Kia has made its new Sportage specifically with Europe in mind. DARREN CASSEY finds out if it has what it takes to still be a sales hit.
The Sportage might just be the most important car in Kia’s line-up. And this new fifth-generation version is the first to be specifically made with Europe in mind. It’s actually slightly different from the one the rest of the world gets.
It’s not at all surprising that the Sportage is a big seller, though, offering good value for money in the SUV market, which typically targets families. This new model brings smart new looks and a wide range of powertrains.
The new model is, as we mentioned, bespoke to the European market and comes with a choice of petrol, diesel, mild hybrid and hybrid powertrains at launch, with a plug-in hybrid powertrain on the way.
It gets Kia’s new ‘Opposites United’ design philosophy that was first seen on the EV6 and is built on the firm’s new ‘N3’ vehicle platform. There’s a modernised, tech-heavy interior with a cool switchable screen in the middle, as well as extensive driver assistance technology.
In total there are eight powertrains on offer, but the car we’re testing today is the regular hybrid model. There’s no plug-in power here – that model comes later – but this model combines a 1.6-litre petrol engine with an electric motor to provide a healthy 226bhp and 350Nm of torque.
Fuel economy comes in at 48.7mpg on the official tests, and we achieved about 47mpg on a mixed test route, which is surprisingly and refreshingly close. With this not being a plug-in the battery is pretty small, so don’t expect to be pootling all over town with zero emissions. Instead, the hybrid Sportage slips into EV mode at low speeds and in traffic just to stop the petrol unit being used when it’s at its most efficient.
In the family car segment what you’re generally looking for is something comfortable and easy to drive so it’s one less thing to worry about when carting your kids around. First impressions are good for the Sportage, which has a quiet, refined feel on the move. The suspension feels a little hard at lower speeds but smooths out on dual carriageways.
It’s no hot hatch in the corners but the steering weight is brilliantly judged, which means it’s easy to thread along a country lane or pilot through heavy urban traffic.
There are a couple of small complaints, with the gearbox being slow and jerky when you ask the car to go soon after coming to stop, while the driver assistance systems are too intrusive. It shouldn’t be enough to put you off what is an excellent all-round package, though.
While this new styling language looked great on the EV6, it hasn’t translated quite so seamlessly to the Sportage. The details are fantastic on their own, with those boomerang-shaped daytime running lights and that wide, chunky grille.
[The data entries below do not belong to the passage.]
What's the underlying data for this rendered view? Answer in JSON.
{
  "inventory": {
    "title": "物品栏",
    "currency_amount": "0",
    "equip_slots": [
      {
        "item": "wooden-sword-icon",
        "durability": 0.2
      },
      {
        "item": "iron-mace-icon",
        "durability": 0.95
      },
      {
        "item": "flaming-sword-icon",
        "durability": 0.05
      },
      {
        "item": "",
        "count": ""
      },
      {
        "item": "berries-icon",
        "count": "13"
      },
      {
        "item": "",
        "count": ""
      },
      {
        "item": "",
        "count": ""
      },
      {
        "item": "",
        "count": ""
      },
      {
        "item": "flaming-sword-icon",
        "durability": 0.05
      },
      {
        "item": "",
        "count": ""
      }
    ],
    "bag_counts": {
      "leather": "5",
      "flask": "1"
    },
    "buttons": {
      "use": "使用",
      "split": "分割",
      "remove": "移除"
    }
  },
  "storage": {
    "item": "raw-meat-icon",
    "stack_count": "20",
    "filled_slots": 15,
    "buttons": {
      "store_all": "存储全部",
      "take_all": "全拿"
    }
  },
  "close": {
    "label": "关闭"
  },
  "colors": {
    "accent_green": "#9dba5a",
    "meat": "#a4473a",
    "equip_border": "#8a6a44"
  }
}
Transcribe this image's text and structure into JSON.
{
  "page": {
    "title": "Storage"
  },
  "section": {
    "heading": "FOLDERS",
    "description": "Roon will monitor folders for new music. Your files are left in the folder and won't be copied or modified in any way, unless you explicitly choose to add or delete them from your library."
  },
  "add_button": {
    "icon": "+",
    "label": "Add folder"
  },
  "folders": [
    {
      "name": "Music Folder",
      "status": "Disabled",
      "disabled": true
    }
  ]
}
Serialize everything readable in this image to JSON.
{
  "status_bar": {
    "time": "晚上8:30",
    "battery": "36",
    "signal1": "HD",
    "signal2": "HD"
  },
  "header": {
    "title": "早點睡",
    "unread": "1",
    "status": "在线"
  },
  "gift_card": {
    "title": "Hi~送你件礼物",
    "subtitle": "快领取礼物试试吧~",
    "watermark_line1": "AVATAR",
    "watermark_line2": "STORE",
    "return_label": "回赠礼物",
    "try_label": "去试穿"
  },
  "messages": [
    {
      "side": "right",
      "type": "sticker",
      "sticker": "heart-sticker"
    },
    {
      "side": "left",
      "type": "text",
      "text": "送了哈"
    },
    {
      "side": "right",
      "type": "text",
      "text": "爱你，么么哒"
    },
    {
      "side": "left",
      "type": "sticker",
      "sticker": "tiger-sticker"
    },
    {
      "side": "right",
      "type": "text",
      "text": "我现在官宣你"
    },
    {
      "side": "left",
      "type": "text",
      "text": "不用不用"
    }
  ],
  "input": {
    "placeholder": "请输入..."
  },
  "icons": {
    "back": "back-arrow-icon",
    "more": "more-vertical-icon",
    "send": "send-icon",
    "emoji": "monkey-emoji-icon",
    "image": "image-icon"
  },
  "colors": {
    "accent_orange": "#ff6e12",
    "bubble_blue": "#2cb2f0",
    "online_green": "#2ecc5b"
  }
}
However, when you see it in person it’s a little less cohesive. It’s not the biggest SUV on the market and it looks like Kia has tried to cram too much design into too little package, giving it a slightly awkward stance.
That said, there’s a definite premium appeal and the South Korean brand has done a great job of lifting the Sportage’s quality.
The interior meanwhile, is a definite hit. The driving position is quite high, even in its lowest setting, but once you get past that it’s clear Kia has spent a lot of time (and money) bringing the Sportage’s cabin up to 2022 standards.
Entry-level ‘2’ trims get an eight-inch touchscreen, but all other models get a 12.3-inch unit that sits proudly in a long, sweeping unit alongside the digital instruments. Beneath that is a quirky innovation, with two physical dials either side of a display that can be switched between heating systems and radio controls, with the dials changing function depending on the screen that’s selected.
It’s pretty spacious, too, though it’s worth noting that hybrid models have a slightly smaller boot because of the battery pack.
There are five trim levels, with the entry model being called ‘2. Standard equipment includes an eight-inch infotainment display, 17-inch alloy wheels, cloth upholstery with a leather steering wheel, LED headlights, and cruise control.
In the middle sits the ‘3’ trim. This gets 18-inch alloy wheels, LED front fog lights, rear privacy glass, black cloth and faux leather upholstery, heated front and rear seats and the 12.3-inch infotainment systems.
At the top of the range is the GT-Line S, and gets dual LED adaptive headlights, a panoramic sunroof, ventilated front seats, heated steering wheel, Harman Kardon sound system and a wireless smartphone charger.
Updating your best-selling model is always a nerve-wracking moment for a car manufacturer – what if you ruin the recipe that’s clearly resonating with buyers? However, with the new Sportage, Kia appears to have hit the nail on the head by creating a genuinely appealing family car that’s refined without losing any character.
The wide range of engine options and impressive equipment levels will only make it more appealing, while the introduction of the ultra-efficient plug-in hybrid soon will add yet another dimension. As it stands, the regular hybrid we tested is a quiet and comfortable family car worthy of the firm’s lofty ambitions.